_The problem_
Collect every line in the records below that contains the word "Project".

_Information shown_
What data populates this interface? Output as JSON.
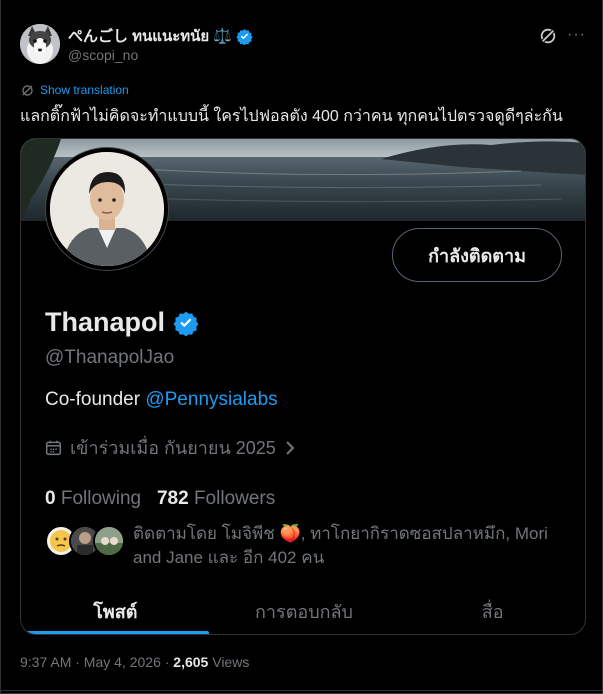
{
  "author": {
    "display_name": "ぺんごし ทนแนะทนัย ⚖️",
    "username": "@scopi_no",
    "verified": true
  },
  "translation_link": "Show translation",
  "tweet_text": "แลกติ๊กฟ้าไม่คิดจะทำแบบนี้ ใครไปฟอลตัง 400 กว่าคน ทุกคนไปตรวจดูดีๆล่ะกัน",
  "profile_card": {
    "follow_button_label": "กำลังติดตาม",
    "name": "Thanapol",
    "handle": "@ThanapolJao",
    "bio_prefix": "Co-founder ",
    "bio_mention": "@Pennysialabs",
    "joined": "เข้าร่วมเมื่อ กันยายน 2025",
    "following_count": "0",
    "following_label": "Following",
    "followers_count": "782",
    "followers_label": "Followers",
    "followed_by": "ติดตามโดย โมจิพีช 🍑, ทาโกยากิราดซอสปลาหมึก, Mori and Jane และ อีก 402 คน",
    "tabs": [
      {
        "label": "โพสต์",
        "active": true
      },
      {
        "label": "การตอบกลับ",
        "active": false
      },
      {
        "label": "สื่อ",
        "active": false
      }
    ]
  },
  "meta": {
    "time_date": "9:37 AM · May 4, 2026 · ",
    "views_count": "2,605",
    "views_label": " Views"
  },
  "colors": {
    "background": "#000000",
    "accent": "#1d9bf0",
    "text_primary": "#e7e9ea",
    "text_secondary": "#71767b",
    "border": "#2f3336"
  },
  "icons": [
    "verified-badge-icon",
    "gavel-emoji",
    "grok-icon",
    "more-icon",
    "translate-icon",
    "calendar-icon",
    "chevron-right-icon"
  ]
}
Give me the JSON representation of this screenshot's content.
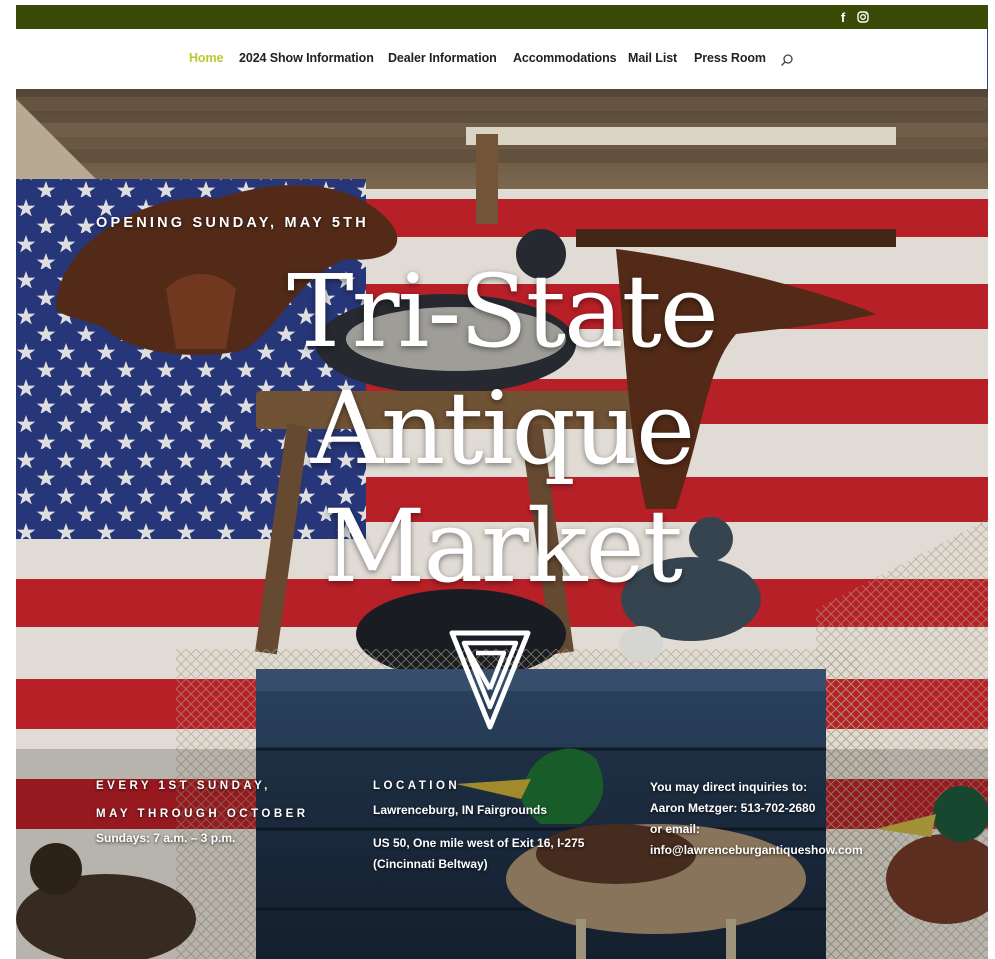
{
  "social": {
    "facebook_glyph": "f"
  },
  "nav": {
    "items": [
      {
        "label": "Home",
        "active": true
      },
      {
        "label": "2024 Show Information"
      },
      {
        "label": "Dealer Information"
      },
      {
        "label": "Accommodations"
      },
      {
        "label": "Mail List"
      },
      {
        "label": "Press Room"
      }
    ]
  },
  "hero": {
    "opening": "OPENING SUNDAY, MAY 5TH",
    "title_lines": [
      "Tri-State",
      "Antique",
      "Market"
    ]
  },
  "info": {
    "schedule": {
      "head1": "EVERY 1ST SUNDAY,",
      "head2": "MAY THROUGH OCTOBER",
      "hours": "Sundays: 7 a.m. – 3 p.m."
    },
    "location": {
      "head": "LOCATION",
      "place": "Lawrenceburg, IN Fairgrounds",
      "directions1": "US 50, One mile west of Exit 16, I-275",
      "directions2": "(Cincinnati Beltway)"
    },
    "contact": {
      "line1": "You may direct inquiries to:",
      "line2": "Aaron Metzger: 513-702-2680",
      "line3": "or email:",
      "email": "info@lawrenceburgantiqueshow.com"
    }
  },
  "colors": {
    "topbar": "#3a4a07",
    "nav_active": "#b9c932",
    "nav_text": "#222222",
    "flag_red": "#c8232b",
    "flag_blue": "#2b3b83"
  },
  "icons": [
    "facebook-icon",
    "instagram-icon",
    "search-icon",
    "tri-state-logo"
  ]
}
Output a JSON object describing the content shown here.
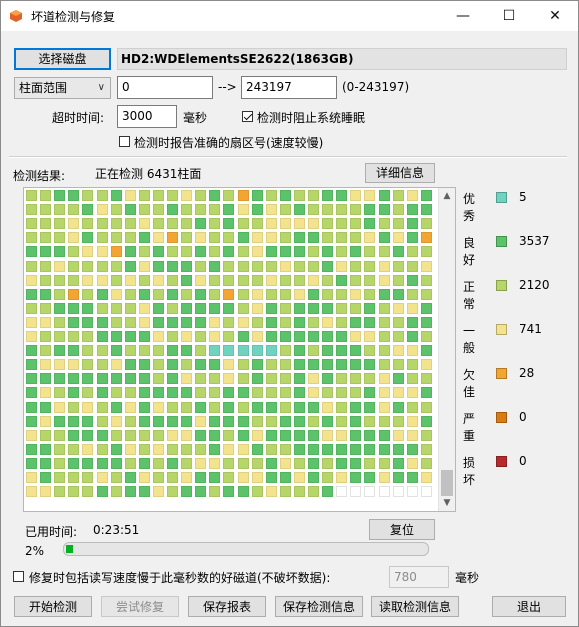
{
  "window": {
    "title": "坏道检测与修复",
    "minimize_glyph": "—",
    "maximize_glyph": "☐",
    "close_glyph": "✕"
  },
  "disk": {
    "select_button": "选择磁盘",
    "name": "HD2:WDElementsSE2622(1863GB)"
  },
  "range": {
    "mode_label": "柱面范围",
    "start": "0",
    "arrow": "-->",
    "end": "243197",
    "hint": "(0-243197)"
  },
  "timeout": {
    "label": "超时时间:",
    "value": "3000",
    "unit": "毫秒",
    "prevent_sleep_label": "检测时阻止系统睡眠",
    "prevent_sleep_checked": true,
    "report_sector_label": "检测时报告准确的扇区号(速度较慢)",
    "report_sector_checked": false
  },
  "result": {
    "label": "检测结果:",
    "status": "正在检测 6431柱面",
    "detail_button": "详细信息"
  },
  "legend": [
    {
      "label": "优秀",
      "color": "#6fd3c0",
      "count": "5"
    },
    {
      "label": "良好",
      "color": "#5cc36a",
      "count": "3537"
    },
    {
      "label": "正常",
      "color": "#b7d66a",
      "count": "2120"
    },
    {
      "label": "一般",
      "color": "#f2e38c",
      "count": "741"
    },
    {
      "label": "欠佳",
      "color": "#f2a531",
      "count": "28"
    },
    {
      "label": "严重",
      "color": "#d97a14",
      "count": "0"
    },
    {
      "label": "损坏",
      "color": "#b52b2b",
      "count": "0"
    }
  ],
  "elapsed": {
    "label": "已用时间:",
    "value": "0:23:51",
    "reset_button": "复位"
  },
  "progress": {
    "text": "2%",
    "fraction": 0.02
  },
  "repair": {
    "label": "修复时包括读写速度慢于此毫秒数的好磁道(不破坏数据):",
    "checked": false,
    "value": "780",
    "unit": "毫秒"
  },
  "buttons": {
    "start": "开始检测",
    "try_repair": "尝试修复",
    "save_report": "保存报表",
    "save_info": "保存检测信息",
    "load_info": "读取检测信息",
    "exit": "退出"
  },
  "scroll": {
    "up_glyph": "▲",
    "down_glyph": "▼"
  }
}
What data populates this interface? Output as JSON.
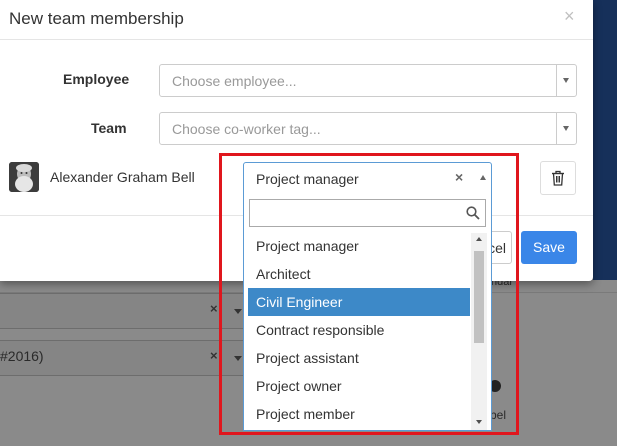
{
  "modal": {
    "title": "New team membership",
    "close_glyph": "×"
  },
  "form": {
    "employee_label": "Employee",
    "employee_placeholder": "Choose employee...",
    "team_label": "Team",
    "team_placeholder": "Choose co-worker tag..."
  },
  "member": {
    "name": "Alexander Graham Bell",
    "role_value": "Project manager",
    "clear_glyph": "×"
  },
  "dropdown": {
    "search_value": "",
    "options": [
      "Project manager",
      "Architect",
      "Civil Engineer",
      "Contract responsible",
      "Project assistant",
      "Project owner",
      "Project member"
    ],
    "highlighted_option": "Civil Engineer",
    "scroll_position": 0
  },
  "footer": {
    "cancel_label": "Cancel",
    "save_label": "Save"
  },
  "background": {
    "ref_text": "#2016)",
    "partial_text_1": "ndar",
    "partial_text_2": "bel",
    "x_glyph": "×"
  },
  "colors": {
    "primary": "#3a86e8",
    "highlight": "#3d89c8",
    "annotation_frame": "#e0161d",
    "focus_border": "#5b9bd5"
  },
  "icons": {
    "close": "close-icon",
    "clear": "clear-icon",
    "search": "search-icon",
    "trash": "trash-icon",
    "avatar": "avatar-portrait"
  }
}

_Exercise answer_
    "role_value": "Project manager",
      "Project manager",
      "Project assistant",
      "Project owner",
      "Project member"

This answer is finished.